WORK TO BE COMPLETED » When you respond, restate each record exactly as it is given.
TASK INPUTS section start
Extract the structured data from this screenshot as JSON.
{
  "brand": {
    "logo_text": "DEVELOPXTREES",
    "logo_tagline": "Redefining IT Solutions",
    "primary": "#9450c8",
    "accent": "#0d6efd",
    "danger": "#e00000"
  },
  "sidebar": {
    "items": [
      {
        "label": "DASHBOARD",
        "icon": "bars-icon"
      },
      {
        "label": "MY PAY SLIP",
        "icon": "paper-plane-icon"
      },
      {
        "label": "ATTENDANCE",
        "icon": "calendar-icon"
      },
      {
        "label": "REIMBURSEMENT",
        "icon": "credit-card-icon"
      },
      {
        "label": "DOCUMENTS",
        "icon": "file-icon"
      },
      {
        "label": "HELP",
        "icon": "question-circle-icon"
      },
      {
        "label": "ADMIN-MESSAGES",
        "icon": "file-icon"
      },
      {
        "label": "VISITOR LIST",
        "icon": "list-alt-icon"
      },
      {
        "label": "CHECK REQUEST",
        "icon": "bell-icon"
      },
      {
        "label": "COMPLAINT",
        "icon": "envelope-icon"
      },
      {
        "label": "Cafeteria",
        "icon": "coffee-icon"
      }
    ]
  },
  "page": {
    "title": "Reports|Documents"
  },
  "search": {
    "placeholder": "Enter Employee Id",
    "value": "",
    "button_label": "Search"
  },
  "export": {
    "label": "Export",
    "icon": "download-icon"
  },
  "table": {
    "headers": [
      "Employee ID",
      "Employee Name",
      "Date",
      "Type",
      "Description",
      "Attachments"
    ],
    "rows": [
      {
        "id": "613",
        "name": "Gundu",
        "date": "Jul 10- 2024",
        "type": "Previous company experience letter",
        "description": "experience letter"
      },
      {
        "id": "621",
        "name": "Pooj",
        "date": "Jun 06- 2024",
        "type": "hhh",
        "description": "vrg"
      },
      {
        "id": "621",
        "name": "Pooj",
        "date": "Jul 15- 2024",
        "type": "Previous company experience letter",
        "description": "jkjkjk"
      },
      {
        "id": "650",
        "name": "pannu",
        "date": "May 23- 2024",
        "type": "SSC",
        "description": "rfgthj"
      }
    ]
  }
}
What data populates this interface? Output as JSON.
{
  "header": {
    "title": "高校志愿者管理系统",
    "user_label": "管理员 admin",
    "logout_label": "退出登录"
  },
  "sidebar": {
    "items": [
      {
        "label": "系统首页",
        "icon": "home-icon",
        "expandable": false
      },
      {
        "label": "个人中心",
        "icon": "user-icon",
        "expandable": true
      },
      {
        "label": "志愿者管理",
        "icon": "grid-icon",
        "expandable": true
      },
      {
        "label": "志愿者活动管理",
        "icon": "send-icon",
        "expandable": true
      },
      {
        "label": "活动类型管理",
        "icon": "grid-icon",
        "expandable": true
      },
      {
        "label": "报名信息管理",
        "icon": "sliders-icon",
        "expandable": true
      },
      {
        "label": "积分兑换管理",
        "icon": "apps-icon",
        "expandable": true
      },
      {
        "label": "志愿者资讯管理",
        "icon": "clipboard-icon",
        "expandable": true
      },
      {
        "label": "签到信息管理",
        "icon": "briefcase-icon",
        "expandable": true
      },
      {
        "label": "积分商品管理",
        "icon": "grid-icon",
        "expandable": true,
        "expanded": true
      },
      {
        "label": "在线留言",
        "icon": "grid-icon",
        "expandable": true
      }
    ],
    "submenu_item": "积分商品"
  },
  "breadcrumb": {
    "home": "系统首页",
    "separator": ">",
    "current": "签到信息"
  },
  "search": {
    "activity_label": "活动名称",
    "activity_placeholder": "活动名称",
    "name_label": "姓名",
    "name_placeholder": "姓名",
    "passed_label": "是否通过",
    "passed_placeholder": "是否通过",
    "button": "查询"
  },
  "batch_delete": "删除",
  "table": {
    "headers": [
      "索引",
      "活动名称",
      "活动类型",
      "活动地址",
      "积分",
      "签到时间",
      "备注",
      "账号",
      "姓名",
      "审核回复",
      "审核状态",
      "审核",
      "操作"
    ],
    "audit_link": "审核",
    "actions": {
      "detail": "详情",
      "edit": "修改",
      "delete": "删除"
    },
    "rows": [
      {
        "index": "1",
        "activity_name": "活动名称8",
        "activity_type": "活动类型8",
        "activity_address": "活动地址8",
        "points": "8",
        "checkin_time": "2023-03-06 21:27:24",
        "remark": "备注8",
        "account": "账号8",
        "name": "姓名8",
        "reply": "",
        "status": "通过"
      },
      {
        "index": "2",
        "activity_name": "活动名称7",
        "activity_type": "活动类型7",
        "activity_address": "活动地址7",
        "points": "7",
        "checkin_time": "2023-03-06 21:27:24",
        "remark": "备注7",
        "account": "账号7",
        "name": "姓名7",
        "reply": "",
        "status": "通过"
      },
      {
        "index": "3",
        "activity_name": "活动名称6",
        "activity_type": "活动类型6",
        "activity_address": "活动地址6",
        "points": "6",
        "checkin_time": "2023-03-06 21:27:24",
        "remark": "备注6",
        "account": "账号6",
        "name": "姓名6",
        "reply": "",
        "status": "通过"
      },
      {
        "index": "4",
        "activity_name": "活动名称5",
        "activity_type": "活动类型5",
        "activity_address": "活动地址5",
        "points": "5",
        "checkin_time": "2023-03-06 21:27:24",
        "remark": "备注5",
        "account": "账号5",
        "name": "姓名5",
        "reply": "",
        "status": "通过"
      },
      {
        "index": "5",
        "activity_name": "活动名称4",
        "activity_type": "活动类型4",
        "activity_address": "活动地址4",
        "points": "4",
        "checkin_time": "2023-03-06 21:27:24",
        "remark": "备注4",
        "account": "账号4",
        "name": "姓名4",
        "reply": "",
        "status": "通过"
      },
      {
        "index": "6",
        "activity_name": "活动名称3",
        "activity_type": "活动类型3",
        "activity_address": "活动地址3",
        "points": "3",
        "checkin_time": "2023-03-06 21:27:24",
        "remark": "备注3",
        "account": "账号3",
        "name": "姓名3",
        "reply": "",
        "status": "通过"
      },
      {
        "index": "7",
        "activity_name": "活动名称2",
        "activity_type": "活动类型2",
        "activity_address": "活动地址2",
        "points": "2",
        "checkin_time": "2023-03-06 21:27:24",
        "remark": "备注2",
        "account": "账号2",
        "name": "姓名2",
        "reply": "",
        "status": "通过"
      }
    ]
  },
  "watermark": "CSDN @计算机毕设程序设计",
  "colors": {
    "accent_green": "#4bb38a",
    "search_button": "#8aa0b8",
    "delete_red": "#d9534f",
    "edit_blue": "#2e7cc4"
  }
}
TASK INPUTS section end
RESPONSE »
Extract the structured data from this screenshot as JSON.
{
  "brand": {
    "logo_text": "DEVELOPXTREES",
    "logo_tagline": "Redefining IT Solutions",
    "primary": "#9450c8",
    "accent": "#0d6efd",
    "danger": "#e00000"
  },
  "sidebar": {
    "items": [
      {
        "label": "DASHBOARD",
        "icon": "bars-icon"
      },
      {
        "label": "MY PAY SLIP",
        "icon": "paper-plane-icon"
      },
      {
        "label": "ATTENDANCE",
        "icon": "calendar-icon"
      },
      {
        "label": "REIMBURSEMENT",
        "icon": "credit-card-icon"
      },
      {
        "label": "DOCUMENTS",
        "icon": "file-icon"
      },
      {
        "label": "HELP",
        "icon": "question-circle-icon"
      },
      {
        "label": "ADMIN-MESSAGES",
        "icon": "file-icon"
      },
      {
        "label": "VISITOR LIST",
        "icon": "list-alt-icon"
      },
      {
        "label": "CHECK REQUEST",
        "icon": "bell-icon"
      },
      {
        "label": "COMPLAINT",
        "icon": "envelope-icon"
      },
      {
        "label": "Cafeteria",
        "icon": "coffee-icon"
      }
    ]
  },
  "page": {
    "title": "Reports|Documents"
  },
  "search": {
    "placeholder": "Enter Employee Id",
    "value": "",
    "button_label": "Search"
  },
  "export": {
    "label": "Export",
    "icon": "download-icon"
  },
  "table": {
    "headers": [
      "Employee ID",
      "Employee Name",
      "Date",
      "Type",
      "Description",
      "Attachments"
    ],
    "rows": [
      {
        "id": "613",
        "name": "Gundu",
        "date": "Jul 10- 2024",
        "type": "Previous company experience letter",
        "description": "experience letter"
      },
      {
        "id": "621",
        "name": "Pooj",
        "date": "Jun 06- 2024",
        "type": "hhh",
        "description": "vrg"
      },
      {
        "id": "621",
        "name": "Pooj",
        "date": "Jul 15- 2024",
        "type": "Previous company experience letter",
        "description": "jkjkjk"
      },
      {
        "id": "650",
        "name": "pannu",
        "date": "May 23- 2024",
        "type": "SSC",
        "description": "rfgthj"
      }
    ]
  }
}
What data populates this interface? Output as JSON.
{
  "header": {
    "title": "高校志愿者管理系统",
    "user_label": "管理员 admin",
    "logout_label": "退出登录"
  },
  "sidebar": {
    "items": [
      {
        "label": "系统首页",
        "icon": "home-icon",
        "expandable": false
      },
      {
        "label": "个人中心",
        "icon": "user-icon",
        "expandable": true
      },
      {
        "label": "志愿者管理",
        "icon": "grid-icon",
        "expandable": true
      },
      {
        "label": "志愿者活动管理",
        "icon": "send-icon",
        "expandable": true
      },
      {
        "label": "活动类型管理",
        "icon": "grid-icon",
        "expandable": true
      },
      {
        "label": "报名信息管理",
        "icon": "sliders-icon",
        "expandable": true
      },
      {
        "label": "积分兑换管理",
        "icon": "apps-icon",
        "expandable": true
      },
      {
        "label": "志愿者资讯管理",
        "icon": "clipboard-icon",
        "expandable": true
      },
      {
        "label": "签到信息管理",
        "icon": "briefcase-icon",
        "expandable": true
      },
      {
        "label": "积分商品管理",
        "icon": "grid-icon",
        "expandable": true,
        "expanded": true
      },
      {
        "label": "在线留言",
        "icon": "grid-icon",
        "expandable": true
      }
    ],
    "submenu_item": "积分商品"
  },
  "breadcrumb": {
    "home": "系统首页",
    "separator": ">",
    "current": "签到信息"
  },
  "search": {
    "activity_label": "活动名称",
    "activity_placeholder": "活动名称",
    "name_label": "姓名",
    "name_placeholder": "姓名",
    "passed_label": "是否通过",
    "passed_placeholder": "是否通过",
    "button": "查询"
  },
  "batch_delete": "删除",
  "table": {
    "headers": [
      "索引",
      "活动名称",
      "活动类型",
      "活动地址",
      "积分",
      "签到时间",
      "备注",
      "账号",
      "姓名",
      "审核回复",
      "审核状态",
      "审核",
      "操作"
    ],
    "audit_link": "审核",
    "actions": {
      "detail": "详情",
      "edit": "修改",
      "delete": "删除"
    },
    "rows": [
      {
        "index": "1",
        "activity_name": "活动名称8",
        "activity_type": "活动类型8",
        "activity_address": "活动地址8",
        "points": "8",
        "checkin_time": "2023-03-06 21:27:24",
        "remark": "备注8",
        "account": "账号8",
        "name": "姓名8",
        "reply": "",
        "status": "通过"
      },
      {
        "index": "2",
        "activity_name": "活动名称7",
        "activity_type": "活动类型7",
        "activity_address": "活动地址7",
        "points": "7",
        "checkin_time": "2023-03-06 21:27:24",
        "remark": "备注7",
        "account": "账号7",
        "name": "姓名7",
        "reply": "",
        "status": "通过"
      },
      {
        "index": "3",
        "activity_name": "活动名称6",
        "activity_type": "活动类型6",
        "activity_address": "活动地址6",
        "points": "6",
        "checkin_time": "2023-03-06 21:27:24",
        "remark": "备注6",
        "account": "账号6",
        "name": "姓名6",
        "reply": "",
        "status": "通过"
      },
      {
        "index": "4",
        "activity_name": "活动名称5",
        "activity_type": "活动类型5",
        "activity_address": "活动地址5",
        "points": "5",
        "checkin_time": "2023-03-06 21:27:24",
        "remark": "备注5",
        "account": "账号5",
        "name": "姓名5",
        "reply": "",
        "status": "通过"
      },
      {
        "index": "5",
        "activity_name": "活动名称4",
        "activity_type": "活动类型4",
        "activity_address": "活动地址4",
        "points": "4",
        "checkin_time": "2023-03-06 21:27:24",
        "remark": "备注4",
        "account": "账号4",
        "name": "姓名4",
        "reply": "",
        "status": "通过"
      },
      {
        "index": "6",
        "activity_name": "活动名称3",
        "activity_type": "活动类型3",
        "activity_address": "活动地址3",
        "points": "3",
        "checkin_time": "2023-03-06 21:27:24",
        "remark": "备注3",
        "account": "账号3",
        "name": "姓名3",
        "reply": "",
        "status": "通过"
      },
      {
        "index": "7",
        "activity_name": "活动名称2",
        "activity_type": "活动类型2",
        "activity_address": "活动地址2",
        "points": "2",
        "checkin_time": "2023-03-06 21:27:24",
        "remark": "备注2",
        "account": "账号2",
        "name": "姓名2",
        "reply": "",
        "status": "通过"
      }
    ]
  },
  "watermark": "CSDN @计算机毕设程序设计",
  "colors": {
    "accent_green": "#4bb38a",
    "search_button": "#8aa0b8",
    "delete_red": "#d9534f",
    "edit_blue": "#2e7cc4"
  }
}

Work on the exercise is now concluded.